Not dinosaur, but we have a skull of a young cave bear with a V scratch and puncture marks, the scratches and punctures may well match those eventually made by canine teeth of a big wolf. It is undoubtedly not scavenging, since the bone healed (we made a CAT scan) and the animal survived for a while. It has been published somewhere, I have not the reference at hand but if interested contact one of the authors at

                                                Silvio Renesto

At 06.04 24/06/2003 -0400, you wrote:

----- Original Message -----
From: Thomas R. Holtz, Jr. <tholtz@geol.umd.edu>
To: <brucewoollatt@hotmail.com>; <dinosaur@usc.edu>
Sent: Monday, June 23, 2003 8:50 AM
Subject: RE: Predation in fossil record?

>> Apart from the "fighting dinos" and the munched > > Edmontosaur who > > lived to talk about it,

 D. Tanke attributed tail trauma in hadrosaurs to trampling instead of
predation. The Denver Museum Edmontosaurus has a pit in one of its mangled
caudals, interpreted as a tooth mark by the author of the 1988 paper. M.
Brett-Surman, however, noted that "there are many diseases which cause
rotting or pitting of the bone."

 what other evidence of actual hunting behavior is
> > there in the fossil record?

 The PIN 3142/250 puncture wound, which healed.

> Excellent questions, discussed (in part) in:
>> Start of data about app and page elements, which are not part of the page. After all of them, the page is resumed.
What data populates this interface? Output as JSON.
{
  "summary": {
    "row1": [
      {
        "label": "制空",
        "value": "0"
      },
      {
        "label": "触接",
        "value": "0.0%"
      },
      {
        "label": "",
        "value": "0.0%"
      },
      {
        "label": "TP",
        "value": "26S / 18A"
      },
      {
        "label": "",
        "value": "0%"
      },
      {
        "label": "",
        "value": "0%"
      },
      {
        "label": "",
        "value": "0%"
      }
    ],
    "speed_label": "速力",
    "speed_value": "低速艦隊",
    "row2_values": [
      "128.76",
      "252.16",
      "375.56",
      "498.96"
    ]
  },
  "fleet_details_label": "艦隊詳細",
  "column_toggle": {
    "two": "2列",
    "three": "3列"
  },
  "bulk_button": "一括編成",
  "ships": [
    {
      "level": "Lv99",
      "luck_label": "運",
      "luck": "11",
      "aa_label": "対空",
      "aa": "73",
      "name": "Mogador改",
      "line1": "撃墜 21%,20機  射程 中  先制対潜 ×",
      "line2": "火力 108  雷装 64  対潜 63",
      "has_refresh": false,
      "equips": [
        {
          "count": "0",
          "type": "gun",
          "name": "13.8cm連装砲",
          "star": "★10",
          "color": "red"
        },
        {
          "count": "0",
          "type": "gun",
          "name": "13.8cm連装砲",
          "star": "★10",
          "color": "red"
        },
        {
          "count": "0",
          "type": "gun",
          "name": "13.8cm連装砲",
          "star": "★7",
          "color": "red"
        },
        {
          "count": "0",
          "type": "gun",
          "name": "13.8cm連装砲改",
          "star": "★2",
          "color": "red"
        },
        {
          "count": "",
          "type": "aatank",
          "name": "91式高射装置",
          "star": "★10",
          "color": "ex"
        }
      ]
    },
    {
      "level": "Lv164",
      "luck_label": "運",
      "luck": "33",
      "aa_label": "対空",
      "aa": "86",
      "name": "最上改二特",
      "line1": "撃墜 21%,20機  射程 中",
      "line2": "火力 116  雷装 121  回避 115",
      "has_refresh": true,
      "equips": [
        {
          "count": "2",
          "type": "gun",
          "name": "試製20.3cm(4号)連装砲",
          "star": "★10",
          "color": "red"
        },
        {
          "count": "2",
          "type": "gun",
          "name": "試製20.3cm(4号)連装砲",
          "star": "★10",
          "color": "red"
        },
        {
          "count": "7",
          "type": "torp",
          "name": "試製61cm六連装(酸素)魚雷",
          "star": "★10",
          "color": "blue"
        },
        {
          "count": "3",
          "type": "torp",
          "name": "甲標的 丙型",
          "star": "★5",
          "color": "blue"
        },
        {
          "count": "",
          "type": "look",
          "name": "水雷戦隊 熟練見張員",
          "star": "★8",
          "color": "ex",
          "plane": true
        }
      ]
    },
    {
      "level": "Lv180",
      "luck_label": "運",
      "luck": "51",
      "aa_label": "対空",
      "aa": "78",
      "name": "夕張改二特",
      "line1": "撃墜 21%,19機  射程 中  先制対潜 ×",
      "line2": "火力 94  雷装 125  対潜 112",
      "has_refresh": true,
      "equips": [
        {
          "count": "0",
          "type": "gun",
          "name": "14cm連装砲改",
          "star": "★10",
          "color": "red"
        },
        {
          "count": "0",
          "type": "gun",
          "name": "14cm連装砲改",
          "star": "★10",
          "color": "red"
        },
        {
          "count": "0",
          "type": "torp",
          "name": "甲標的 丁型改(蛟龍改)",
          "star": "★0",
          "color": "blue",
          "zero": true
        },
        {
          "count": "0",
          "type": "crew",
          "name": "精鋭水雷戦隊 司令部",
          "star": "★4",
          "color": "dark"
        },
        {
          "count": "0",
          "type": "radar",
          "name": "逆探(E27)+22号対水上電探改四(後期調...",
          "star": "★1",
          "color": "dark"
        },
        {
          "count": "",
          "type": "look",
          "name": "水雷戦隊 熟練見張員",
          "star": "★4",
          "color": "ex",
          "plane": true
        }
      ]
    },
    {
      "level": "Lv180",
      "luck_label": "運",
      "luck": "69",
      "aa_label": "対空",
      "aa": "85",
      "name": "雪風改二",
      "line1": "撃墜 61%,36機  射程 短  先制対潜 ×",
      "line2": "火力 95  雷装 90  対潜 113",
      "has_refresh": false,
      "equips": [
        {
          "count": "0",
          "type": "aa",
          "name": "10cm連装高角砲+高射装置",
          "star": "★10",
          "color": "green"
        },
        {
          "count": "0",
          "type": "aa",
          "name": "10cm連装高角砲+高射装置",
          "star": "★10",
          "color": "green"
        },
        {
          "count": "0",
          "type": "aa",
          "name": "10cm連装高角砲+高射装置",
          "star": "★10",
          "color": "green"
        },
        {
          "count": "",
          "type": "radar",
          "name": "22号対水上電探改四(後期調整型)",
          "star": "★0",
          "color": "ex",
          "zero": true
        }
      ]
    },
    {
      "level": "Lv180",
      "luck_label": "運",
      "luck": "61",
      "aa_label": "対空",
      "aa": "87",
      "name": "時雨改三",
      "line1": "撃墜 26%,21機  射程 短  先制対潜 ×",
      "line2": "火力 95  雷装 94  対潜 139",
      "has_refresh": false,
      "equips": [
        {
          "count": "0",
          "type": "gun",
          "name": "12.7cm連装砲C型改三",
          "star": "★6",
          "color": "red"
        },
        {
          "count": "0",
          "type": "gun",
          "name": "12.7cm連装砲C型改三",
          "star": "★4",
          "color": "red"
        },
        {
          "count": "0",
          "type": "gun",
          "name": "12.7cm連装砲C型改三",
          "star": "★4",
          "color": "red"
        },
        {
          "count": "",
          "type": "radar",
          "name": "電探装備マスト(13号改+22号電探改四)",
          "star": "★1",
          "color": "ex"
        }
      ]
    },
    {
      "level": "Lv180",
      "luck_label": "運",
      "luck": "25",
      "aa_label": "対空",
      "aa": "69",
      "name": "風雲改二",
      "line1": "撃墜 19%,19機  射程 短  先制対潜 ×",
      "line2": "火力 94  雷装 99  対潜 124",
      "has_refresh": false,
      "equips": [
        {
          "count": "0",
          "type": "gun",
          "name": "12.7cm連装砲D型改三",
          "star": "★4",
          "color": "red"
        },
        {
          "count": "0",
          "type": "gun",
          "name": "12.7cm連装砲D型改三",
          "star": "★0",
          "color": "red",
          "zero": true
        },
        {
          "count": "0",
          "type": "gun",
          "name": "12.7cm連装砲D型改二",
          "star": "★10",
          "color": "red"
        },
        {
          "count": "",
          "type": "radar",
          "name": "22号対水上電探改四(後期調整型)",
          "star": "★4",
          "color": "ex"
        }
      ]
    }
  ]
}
> Farlow, J.O. & T.R. Holtz, Jr. 2002. The fossil record of predation in
> dinosaurs. Pp. 251-266, in M. Kowalewski & P.H. Kelley (eds.), The Fossil
> Record of Predation. The Paleontological Society Papers 8.
> PDF at http://www.yale.edu/ypmip/predation/Chapter_09.pdf
>  Also, successful
> predation and scavenging leave identical traces in the fossil record
> in the case of the second, third, and nth scavenger at a corpse, where the
> tooth marks would cross-cut older marks).
> We can find occasional remains of unsuccessful predation attempts, to show
> assaults on living prey items.
> But, by and large, evidence for predation (or against predation) is
> ecomorphological: using comparative anatomy, biomechanics, and the like to
> compare fossil forms with modern analogs.   With all the caveats that that
> holds...
> Thomas R. Holtz, Jr.

_ A good traveler leaves no tracks. Good speech lacks faultfinding. A good counter needs no calculator. A well-shut door will stay closed without a latch. Skillful fastening will stay tied without knots. (Lao Tzu)

Prof. Silvio Renesto Department of Structural and Functional Biology Università degli Studi dell'Insubria via Dunant 3 21100 Varese Tel. +39-0332-421560

e-mail: silvio.renesto@uninsubria.it